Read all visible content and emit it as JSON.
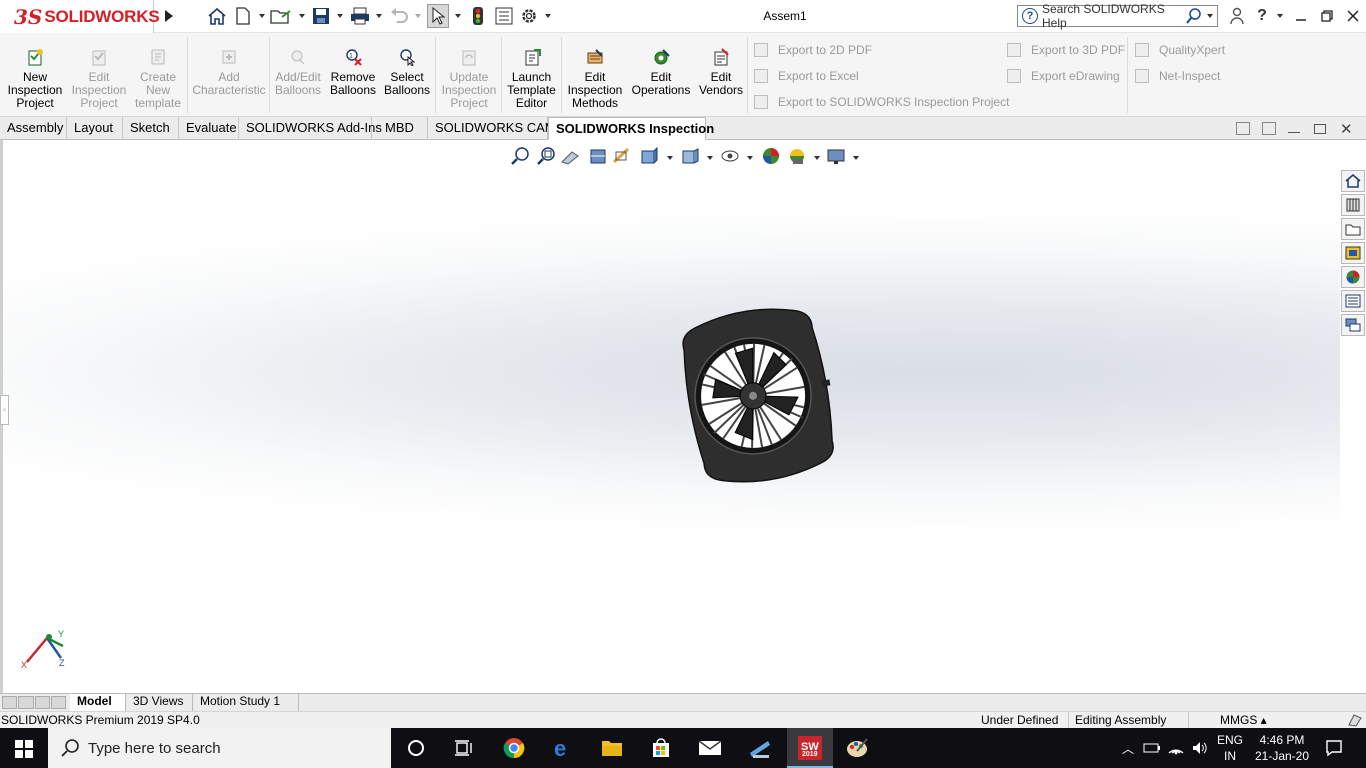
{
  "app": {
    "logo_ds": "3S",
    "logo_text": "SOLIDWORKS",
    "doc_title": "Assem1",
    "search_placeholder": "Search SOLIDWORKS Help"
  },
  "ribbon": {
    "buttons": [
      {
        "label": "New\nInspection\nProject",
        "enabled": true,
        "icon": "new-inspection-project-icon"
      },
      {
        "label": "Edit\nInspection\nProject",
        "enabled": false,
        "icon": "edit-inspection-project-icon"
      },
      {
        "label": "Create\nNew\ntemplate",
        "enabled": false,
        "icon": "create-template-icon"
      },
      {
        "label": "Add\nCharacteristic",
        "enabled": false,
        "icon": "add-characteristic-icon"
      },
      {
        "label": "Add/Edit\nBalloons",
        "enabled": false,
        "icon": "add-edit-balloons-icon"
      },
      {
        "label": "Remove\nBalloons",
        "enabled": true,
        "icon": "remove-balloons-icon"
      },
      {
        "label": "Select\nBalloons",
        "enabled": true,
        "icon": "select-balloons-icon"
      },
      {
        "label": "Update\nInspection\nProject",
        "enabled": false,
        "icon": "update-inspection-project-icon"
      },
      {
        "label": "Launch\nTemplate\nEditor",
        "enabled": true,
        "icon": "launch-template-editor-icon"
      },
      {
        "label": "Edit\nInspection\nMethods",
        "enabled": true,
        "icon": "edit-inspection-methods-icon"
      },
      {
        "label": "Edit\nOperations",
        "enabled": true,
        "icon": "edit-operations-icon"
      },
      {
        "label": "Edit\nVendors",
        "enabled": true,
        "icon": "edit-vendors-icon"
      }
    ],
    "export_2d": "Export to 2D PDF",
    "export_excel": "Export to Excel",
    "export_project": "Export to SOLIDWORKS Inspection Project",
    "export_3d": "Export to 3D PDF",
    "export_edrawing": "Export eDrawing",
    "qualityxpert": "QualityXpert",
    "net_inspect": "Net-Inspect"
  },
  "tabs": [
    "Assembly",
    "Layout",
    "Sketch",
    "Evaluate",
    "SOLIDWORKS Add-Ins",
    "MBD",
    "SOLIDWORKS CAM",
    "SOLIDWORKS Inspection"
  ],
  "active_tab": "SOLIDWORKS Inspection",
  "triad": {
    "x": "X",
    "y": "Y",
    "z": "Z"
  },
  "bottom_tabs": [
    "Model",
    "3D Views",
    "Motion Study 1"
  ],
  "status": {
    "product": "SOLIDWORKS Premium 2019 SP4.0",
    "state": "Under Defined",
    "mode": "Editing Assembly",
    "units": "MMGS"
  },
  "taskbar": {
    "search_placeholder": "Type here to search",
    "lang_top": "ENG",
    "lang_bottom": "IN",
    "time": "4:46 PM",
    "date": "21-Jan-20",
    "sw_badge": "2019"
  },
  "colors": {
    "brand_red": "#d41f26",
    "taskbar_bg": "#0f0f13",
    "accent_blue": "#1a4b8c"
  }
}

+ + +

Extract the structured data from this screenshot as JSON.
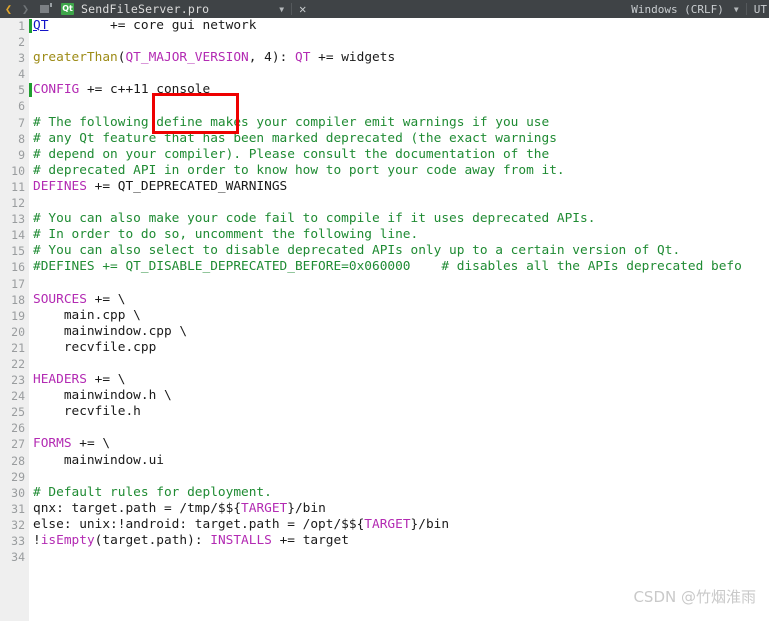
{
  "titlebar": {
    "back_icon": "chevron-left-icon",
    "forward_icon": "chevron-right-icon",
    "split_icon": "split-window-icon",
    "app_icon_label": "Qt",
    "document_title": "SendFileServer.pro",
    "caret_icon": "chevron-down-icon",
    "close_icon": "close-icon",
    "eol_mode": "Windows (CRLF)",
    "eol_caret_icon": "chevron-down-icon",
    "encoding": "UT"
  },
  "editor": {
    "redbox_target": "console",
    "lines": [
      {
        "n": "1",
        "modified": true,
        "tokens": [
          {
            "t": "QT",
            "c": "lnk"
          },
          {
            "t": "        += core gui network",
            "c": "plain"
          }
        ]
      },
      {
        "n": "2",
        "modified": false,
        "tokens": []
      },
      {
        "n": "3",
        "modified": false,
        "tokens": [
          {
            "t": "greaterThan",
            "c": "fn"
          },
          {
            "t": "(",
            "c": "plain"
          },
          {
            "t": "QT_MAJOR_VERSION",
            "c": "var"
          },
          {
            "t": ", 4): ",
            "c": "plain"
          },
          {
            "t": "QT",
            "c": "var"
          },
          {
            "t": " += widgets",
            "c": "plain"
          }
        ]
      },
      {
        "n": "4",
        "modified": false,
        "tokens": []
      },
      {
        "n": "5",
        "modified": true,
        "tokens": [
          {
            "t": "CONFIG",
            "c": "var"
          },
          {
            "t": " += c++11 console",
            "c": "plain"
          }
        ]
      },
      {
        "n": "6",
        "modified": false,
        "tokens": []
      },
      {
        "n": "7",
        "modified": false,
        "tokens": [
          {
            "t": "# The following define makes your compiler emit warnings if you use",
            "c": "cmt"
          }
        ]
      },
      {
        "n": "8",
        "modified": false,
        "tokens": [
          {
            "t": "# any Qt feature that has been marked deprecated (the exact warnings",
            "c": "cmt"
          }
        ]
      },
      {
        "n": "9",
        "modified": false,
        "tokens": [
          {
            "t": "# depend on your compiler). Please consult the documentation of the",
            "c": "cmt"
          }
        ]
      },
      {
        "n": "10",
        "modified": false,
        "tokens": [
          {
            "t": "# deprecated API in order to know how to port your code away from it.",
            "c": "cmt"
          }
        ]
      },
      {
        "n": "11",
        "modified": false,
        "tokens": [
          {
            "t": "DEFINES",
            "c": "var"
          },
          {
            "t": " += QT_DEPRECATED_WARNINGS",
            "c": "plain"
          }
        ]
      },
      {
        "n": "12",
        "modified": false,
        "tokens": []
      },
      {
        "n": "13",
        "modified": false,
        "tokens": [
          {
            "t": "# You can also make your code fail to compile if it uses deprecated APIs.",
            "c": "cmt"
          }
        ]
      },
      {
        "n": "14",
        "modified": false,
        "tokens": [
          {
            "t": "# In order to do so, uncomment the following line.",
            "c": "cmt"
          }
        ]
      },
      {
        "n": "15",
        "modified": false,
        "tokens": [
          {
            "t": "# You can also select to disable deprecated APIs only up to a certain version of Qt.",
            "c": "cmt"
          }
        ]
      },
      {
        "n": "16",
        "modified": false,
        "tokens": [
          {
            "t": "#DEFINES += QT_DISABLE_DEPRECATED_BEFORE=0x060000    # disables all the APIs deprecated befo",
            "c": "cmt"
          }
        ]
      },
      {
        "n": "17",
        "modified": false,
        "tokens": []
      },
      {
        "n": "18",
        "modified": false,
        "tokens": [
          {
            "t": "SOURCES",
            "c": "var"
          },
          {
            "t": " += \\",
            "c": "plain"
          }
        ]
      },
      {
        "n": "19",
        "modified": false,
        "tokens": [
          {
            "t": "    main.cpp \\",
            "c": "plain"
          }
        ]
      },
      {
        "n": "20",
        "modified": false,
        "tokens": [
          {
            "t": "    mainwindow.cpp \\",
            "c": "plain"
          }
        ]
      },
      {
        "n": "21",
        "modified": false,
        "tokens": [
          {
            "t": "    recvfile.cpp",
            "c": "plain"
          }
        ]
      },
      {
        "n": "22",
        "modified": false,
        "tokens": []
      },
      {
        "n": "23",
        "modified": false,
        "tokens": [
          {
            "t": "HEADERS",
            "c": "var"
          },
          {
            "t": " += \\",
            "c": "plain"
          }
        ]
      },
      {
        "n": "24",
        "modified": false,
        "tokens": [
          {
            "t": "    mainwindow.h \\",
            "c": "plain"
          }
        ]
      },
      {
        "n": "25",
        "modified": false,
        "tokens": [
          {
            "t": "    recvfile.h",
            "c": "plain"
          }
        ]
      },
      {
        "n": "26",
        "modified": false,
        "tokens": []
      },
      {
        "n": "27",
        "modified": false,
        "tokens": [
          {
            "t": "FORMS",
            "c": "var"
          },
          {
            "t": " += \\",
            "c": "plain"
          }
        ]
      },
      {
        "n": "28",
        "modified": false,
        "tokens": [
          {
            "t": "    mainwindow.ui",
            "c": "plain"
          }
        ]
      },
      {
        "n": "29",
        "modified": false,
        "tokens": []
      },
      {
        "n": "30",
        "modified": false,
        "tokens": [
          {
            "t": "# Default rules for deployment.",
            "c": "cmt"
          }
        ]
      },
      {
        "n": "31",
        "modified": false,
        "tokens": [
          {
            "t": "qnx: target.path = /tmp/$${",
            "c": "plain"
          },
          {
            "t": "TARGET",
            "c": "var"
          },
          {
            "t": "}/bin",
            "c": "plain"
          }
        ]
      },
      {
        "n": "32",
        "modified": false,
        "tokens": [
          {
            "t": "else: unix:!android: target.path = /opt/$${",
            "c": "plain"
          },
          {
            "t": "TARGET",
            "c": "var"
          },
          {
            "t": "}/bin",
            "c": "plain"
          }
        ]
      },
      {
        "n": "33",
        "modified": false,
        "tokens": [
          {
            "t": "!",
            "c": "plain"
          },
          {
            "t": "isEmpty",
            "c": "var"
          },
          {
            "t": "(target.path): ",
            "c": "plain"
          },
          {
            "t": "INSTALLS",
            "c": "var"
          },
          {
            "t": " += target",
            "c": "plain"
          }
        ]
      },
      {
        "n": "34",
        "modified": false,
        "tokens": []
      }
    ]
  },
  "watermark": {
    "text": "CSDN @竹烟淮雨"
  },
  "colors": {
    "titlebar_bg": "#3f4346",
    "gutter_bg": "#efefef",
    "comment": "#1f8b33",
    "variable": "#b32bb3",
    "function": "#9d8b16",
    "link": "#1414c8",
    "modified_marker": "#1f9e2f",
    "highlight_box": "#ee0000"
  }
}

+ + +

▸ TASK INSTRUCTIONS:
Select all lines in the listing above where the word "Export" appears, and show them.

▸ RESPONSE FOR THIS EXERCISE:
    "export_2d": "Export to 2D PDF",
    "export_excel": "Export to Excel",
    "export_project": "Export to SOLIDWORKS Inspection Project",
    "export_3d": "Export to 3D PDF",
    "export_edrawing": "Export eDrawing",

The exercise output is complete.